[Excerpts from an interface dataset]

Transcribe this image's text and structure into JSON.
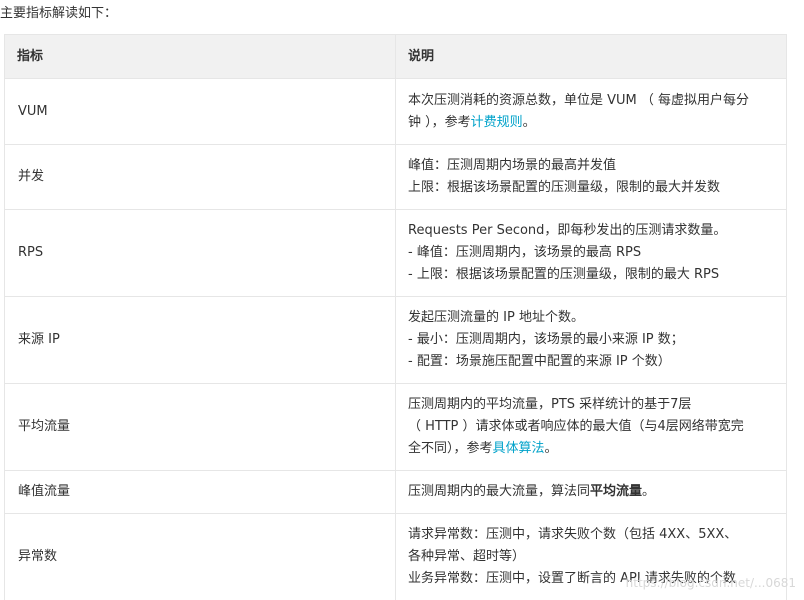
{
  "intro": "主要指标解读如下：",
  "table": {
    "headers": [
      "指标",
      "说明"
    ],
    "rows": [
      {
        "name": "VUM",
        "desc": {
          "line1": "本次压测消耗的资源总数，单位是 VUM （ 每虚拟用户每分",
          "line2_pre": "钟 ），参考",
          "link": "计费规则",
          "line2_post": "。"
        }
      },
      {
        "name": "并发",
        "desc": {
          "line1": "峰值：压测周期内场景的最高并发值",
          "line2": "上限：根据该场景配置的压测量级，限制的最大并发数"
        }
      },
      {
        "name": "RPS",
        "desc": {
          "line1": "Requests Per Second，即每秒发出的压测请求数量。",
          "line2": "- 峰值：压测周期内，该场景的最高 RPS",
          "line3": "- 上限：根据该场景配置的压测量级，限制的最大 RPS"
        }
      },
      {
        "name": "来源 IP",
        "desc": {
          "line1": "发起压测流量的 IP 地址个数。",
          "line2": "- 最小：压测周期内，该场景的最小来源 IP 数；",
          "line3": "- 配置：场景施压配置中配置的来源 IP 个数）"
        }
      },
      {
        "name": "平均流量",
        "desc": {
          "line1": "压测周期内的平均流量，PTS 采样统计的基于7层",
          "line2": "（ HTTP ）请求体或者响应体的最大值（与4层网络带宽完",
          "line3_pre": "全不同），参考",
          "link": "具体算法",
          "line3_post": "。"
        }
      },
      {
        "name": "峰值流量",
        "desc": {
          "pre": "压测周期内的最大流量，算法同",
          "bold": "平均流量",
          "post": "。"
        }
      },
      {
        "name": "异常数",
        "desc": {
          "line1": "请求异常数：压测中，请求失败个数（包括 4XX、5XX、",
          "line2": "各种异常、超时等）",
          "line3": "业务异常数：压测中，设置了断言的 API 请求失败的个数"
        }
      }
    ]
  },
  "watermark": "https://blog.csdn.net/...0681",
  "colors": {
    "link": "#00a2ca",
    "header_bg": "#f1f1f1",
    "border": "#e6e6e6"
  }
}
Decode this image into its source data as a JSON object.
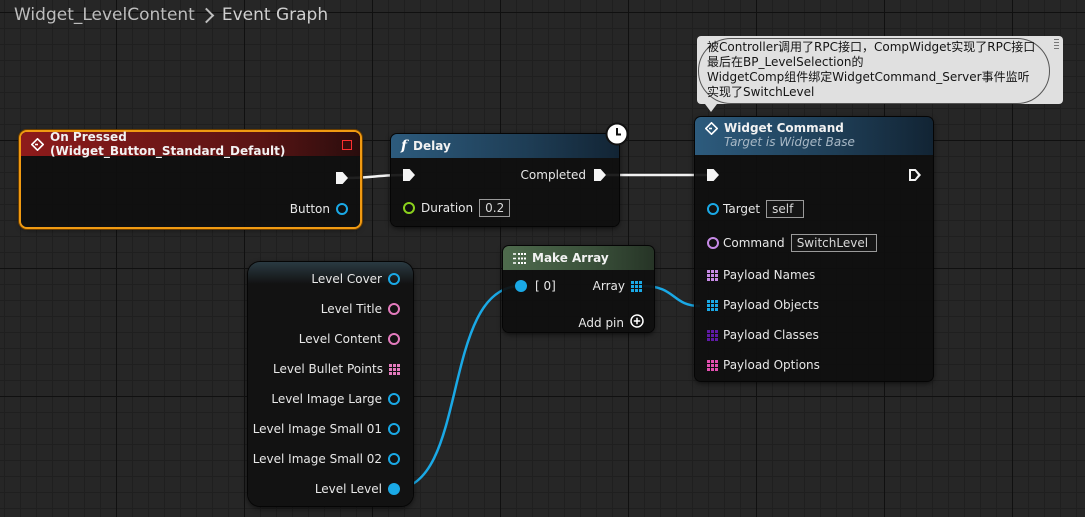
{
  "breadcrumb": {
    "parent": "Widget_LevelContent",
    "current": "Event Graph"
  },
  "comment": {
    "lines": [
      "被Controller调用了RPC接口，CompWidget实现了RPC接口",
      "最后在BP_LevelSelection的",
      "WidgetComp组件绑定WidgetCommand_Server事件监听",
      "实现了SwitchLevel"
    ]
  },
  "nodes": {
    "on_pressed": {
      "title": "On Pressed (Widget_Button_Standard_Default)",
      "button_pin": "Button"
    },
    "delay": {
      "title": "Delay",
      "completed_pin": "Completed",
      "duration_pin": "Duration",
      "duration_value": "0.2"
    },
    "widget_command": {
      "title": "Widget Command",
      "subtitle": "Target is Widget Base",
      "target_pin": "Target",
      "target_value": "self",
      "command_pin": "Command",
      "command_value": "SwitchLevel",
      "payload_names": "Payload Names",
      "payload_objects": "Payload Objects",
      "payload_classes": "Payload Classes",
      "payload_options": "Payload Options"
    },
    "make_array": {
      "title": "Make Array",
      "in_pin": "[ 0]",
      "out_pin": "Array",
      "add_pin": "Add pin"
    },
    "break_struct": {
      "pins": [
        "Level Cover",
        "Level Title",
        "Level Content",
        "Level Bullet Points",
        "Level Image Large",
        "Level Image Small 01",
        "Level Image Small 02",
        "Level Level"
      ]
    }
  },
  "colors": {
    "event_header": "#8e1b1b",
    "function_header": "#2d5b7d",
    "make_array_header": "#4e6b4d",
    "exec": "#f4f4f4",
    "object_pin": "#1aa9e6",
    "text_pin": "#e47bbd",
    "float_pin": "#8bd11d",
    "name_pin": "#c68ae6",
    "class_pin": "#5f1aa6",
    "selection": "#f09a12"
  }
}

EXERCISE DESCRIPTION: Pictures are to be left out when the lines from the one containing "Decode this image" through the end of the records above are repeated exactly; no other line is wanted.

RESPONSE TO THIS TASK:
Decode this image into its source data as a JSON object.
{
  "breadcrumb": {
    "parent": "Widget_LevelContent",
    "current": "Event Graph"
  },
  "comment": {
    "lines": [
      "被Controller调用了RPC接口，CompWidget实现了RPC接口",
      "最后在BP_LevelSelection的",
      "WidgetComp组件绑定WidgetCommand_Server事件监听",
      "实现了SwitchLevel"
    ]
  },
  "nodes": {
    "on_pressed": {
      "title": "On Pressed (Widget_Button_Standard_Default)",
      "button_pin": "Button"
    },
    "delay": {
      "title": "Delay",
      "completed_pin": "Completed",
      "duration_pin": "Duration",
      "duration_value": "0.2"
    },
    "widget_command": {
      "title": "Widget Command",
      "subtitle": "Target is Widget Base",
      "target_pin": "Target",
      "target_value": "self",
      "command_pin": "Command",
      "command_value": "SwitchLevel",
      "payload_names": "Payload Names",
      "payload_objects": "Payload Objects",
      "payload_classes": "Payload Classes",
      "payload_options": "Payload Options"
    },
    "make_array": {
      "title": "Make Array",
      "in_pin": "[ 0]",
      "out_pin": "Array",
      "add_pin": "Add pin"
    },
    "break_struct": {
      "pins": [
        "Level Cover",
        "Level Title",
        "Level Content",
        "Level Bullet Points",
        "Level Image Large",
        "Level Image Small 01",
        "Level Image Small 02",
        "Level Level"
      ]
    }
  },
  "colors": {
    "event_header": "#8e1b1b",
    "function_header": "#2d5b7d",
    "make_array_header": "#4e6b4d",
    "exec": "#f4f4f4",
    "object_pin": "#1aa9e6",
    "text_pin": "#e47bbd",
    "float_pin": "#8bd11d",
    "name_pin": "#c68ae6",
    "class_pin": "#5f1aa6",
    "selection": "#f09a12"
  }
}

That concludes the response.